the branches of your staring poppy/tomato plant;
tell me that it does not swoon!
for it is beneath your iron grasp, and—
that smug smirk of yours;
why do you detest nature?—
give me the zodiac animal, and
I shall save him from the jeers
of your raucous bulbs. Go—
grow your flowers elsewhere, sweet nurse;
there is no call for talking fruit.
There’s a tentacle monster on my ceiling.
He’s a knitted lime ball with wiggling appendages
and one large brown eye, half-lidded.
I could call him Weary,
christening him after his attitude.
He looks into my cluttered room,
the disheveled piles categorically sorted,
the bed unmade and covered in crumbs,
and passes judgment in silence.
If I turn him around
his bored gaze will roll down Tremont St.
where the light from the Loews Theatre
casts red undulations over my ceiling.
Did you know they turn the sign off
at 2:14 in the morning?
I don’t know when they turn it on.
Cool headlights file down Tremont
between hollow orange streetlights,
and, if it’s a Friday, cars will fill the three lanes,
people will fill the sidewalk,
and I will lie awake and listen to them shout.
After a long battle against striations
his monitors gone to cloud
His keys are filled with ginger ale
and his semicolons fallen off
Ive broken his latch
and he burns my thighs
His battery lifes too short
and that cocky frenetic screen winks at me
I might have salvaged him
bound to his circuits by two years of companionship
but Ive newer machines to coddle
so Ill immortalize my longtime companion
with the insincere punctuation from his board
He sits on his desk like a yogi and stares out the window, watching the traffic roll down Tremont Street. Occasionally it squawks, but he doesn’t seem to notice; only the people in the crosswalk, on the Common, on the sidewalks capture his attention. Hunched in his hoodie, he swivels slightly to follow the progress of a woman in a yellow raincoat. Now he leans toward the far edge of his window to observe a man crossing the intersection diagonally. Another catches his eye, and Scott says, “Either that’s Michael or a lady,” and I, lying in his bed with a literary tome in my lap, laugh at our own joke.

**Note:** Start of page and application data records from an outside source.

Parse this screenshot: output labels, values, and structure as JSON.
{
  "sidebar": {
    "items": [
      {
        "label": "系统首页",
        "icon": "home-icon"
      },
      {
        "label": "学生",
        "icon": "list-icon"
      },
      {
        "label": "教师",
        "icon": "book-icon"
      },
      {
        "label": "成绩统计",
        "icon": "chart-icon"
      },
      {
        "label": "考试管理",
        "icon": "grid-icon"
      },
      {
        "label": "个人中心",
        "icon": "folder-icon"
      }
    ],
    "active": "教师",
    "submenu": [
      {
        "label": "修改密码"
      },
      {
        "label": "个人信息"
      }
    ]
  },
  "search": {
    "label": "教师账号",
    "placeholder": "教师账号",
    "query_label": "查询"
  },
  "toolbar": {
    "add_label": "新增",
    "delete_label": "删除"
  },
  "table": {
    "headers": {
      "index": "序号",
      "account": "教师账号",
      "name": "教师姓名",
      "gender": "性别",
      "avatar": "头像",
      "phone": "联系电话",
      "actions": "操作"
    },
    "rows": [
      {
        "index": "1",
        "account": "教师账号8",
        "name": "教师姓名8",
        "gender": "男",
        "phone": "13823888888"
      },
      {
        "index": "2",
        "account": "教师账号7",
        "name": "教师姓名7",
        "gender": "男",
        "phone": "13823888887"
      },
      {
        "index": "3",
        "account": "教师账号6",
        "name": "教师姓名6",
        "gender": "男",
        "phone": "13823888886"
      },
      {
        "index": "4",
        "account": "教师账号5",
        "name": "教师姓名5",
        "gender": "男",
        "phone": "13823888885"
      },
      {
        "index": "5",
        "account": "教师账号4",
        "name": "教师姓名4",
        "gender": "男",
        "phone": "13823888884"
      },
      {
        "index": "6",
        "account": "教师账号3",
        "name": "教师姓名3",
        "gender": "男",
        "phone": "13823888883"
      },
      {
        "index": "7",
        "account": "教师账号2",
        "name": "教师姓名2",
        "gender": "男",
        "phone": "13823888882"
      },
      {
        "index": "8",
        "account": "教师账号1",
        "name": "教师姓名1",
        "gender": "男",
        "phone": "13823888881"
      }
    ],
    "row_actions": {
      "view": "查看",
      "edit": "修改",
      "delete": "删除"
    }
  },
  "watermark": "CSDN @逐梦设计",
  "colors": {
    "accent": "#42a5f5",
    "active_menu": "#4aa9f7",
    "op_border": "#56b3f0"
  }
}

I am him two hours from now, when he stops being Scott and becomes myself just to get his homework done, and the girl standing in the closet, looking at herself in the mirror and wondering if her pants are flattering or not is him the next morning. As for the boy on the Common who runs from his parents and through the pigeons, causing them to shatter, fragmentary, into the air, that is him on a date next Saturday.
For now, though, he is searching the crowds for hope, and, not finding it there, he is beginning to search the cars too. He knows he won’t find what he’s looking for, but he searches anyway because he would like to hope. This is in spite of the person he will be in four hours who, when the red glare of Loews Theatres snaps off and he is left alone with his thoughts, will snarl and rage against him for having thought of hope at all.

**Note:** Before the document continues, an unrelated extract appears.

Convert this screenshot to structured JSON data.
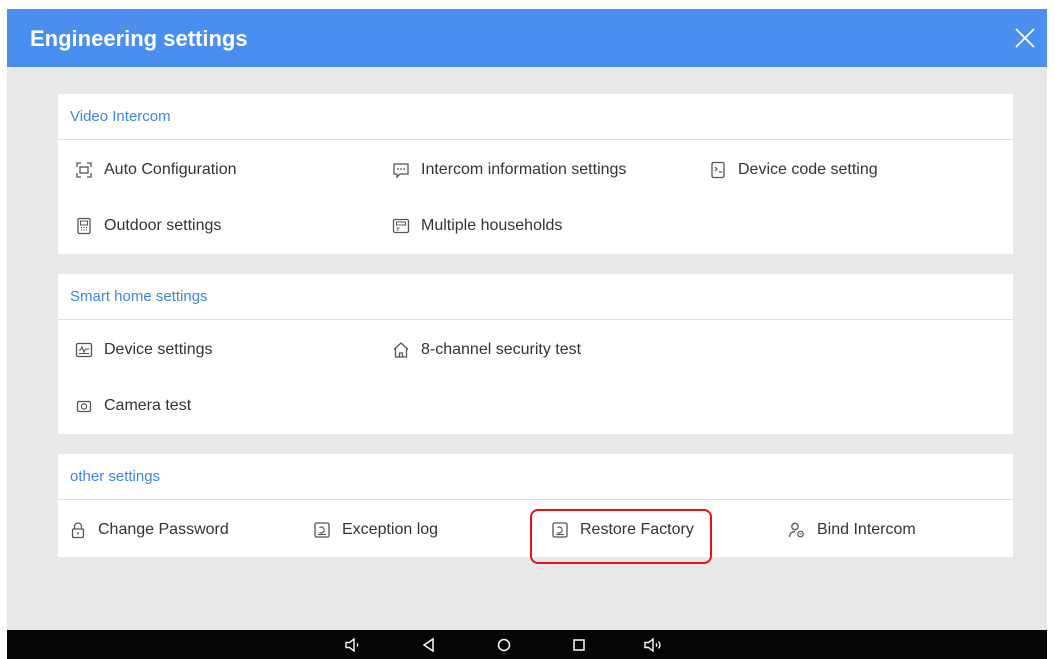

Being Scott doesn’t bother him as much as being someone else might, and as he presses his face against the window thinking, “Is that—No, he doesn’t have the right hat,” he finds a strange contentment in the melancholy blank that comes from watching innumerable strangers parade through their seemingly fulfilled lives while he sits dumb on his desk, studying a series of worlds he doesn’t know how to be a part of. Something within him shifts slightly and although the man entering the subway station at one corner of the intersection isn’t the hope he’s seeking, he finds a smile building within himself so that, when two hours have passed, he does not become me. Instead he is Rose who stands on what is now her desk and places her hands on the window, kissing the skyline. She reaches down to the amassed detritus of daily life and removes a lipstick suitable only to burlesque musicals. She smears it across her lips, flashes her teeth to no one in particular, and draws on the window. She admires her handiwork for a moment before reaching under the desk for a paper towel to wipe the make-up from her face, beginning her transmutation into someone else.

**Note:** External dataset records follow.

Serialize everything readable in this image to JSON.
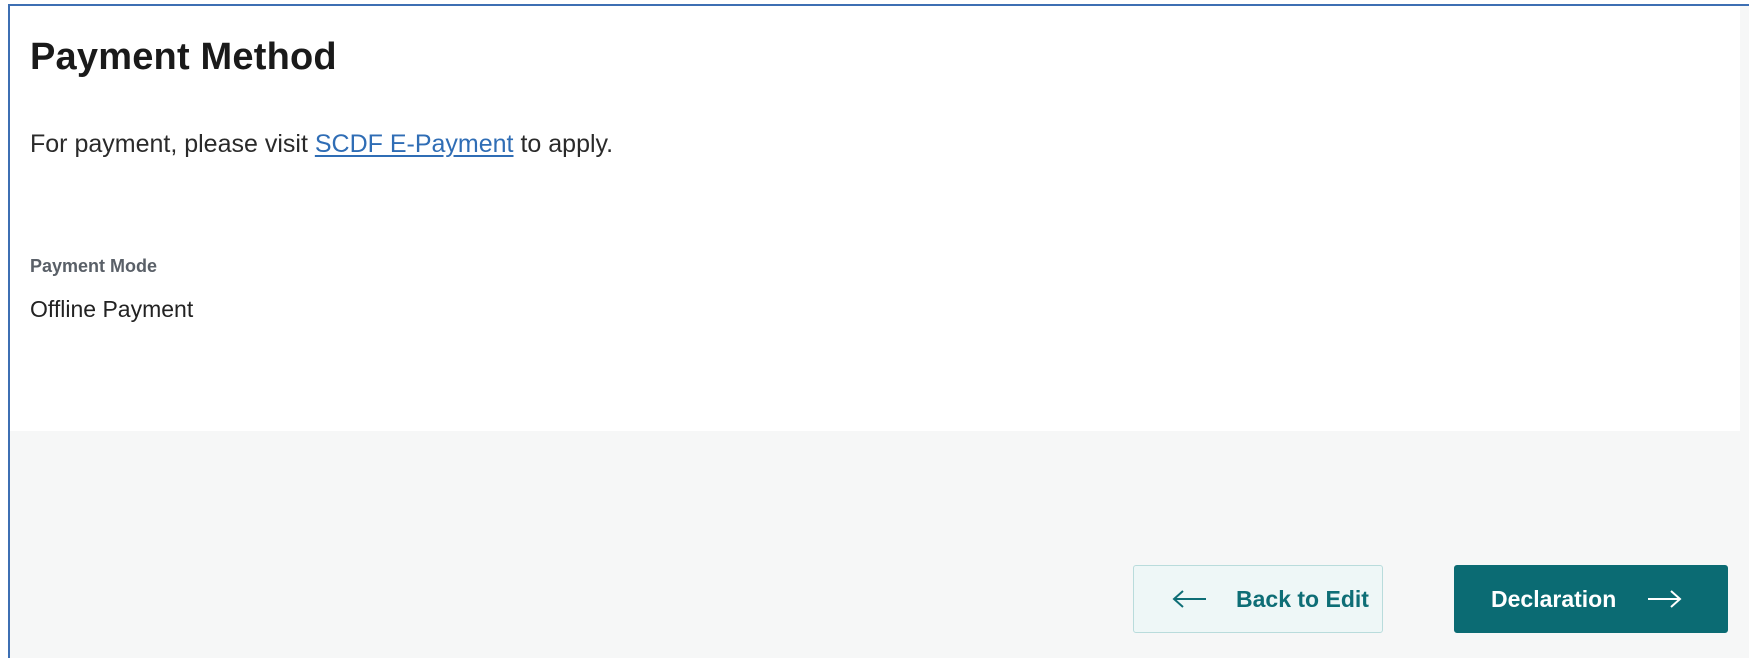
{
  "section": {
    "title": "Payment Method",
    "intro_prefix": "For payment, please visit ",
    "intro_link": "SCDF E-Payment",
    "intro_suffix": " to apply."
  },
  "payment": {
    "mode_label": "Payment Mode",
    "mode_value": "Offline Payment"
  },
  "actions": {
    "back_label": "Back to Edit",
    "next_label": "Declaration",
    "back_icon": "arrow-left-icon",
    "next_icon": "arrow-right-icon"
  },
  "colors": {
    "accent": "#0b6b73",
    "link": "#2f6db5",
    "frame_border": "#3d6fb3"
  }
}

By the time she has stepped off the desk, she has become me, prepared to engage the studious routine of literary analysis. I prop myself in what is now my bed and hold the biblically fragile pages of the text between my fingers, thoughts of hope lost amidst thoughts of poesy.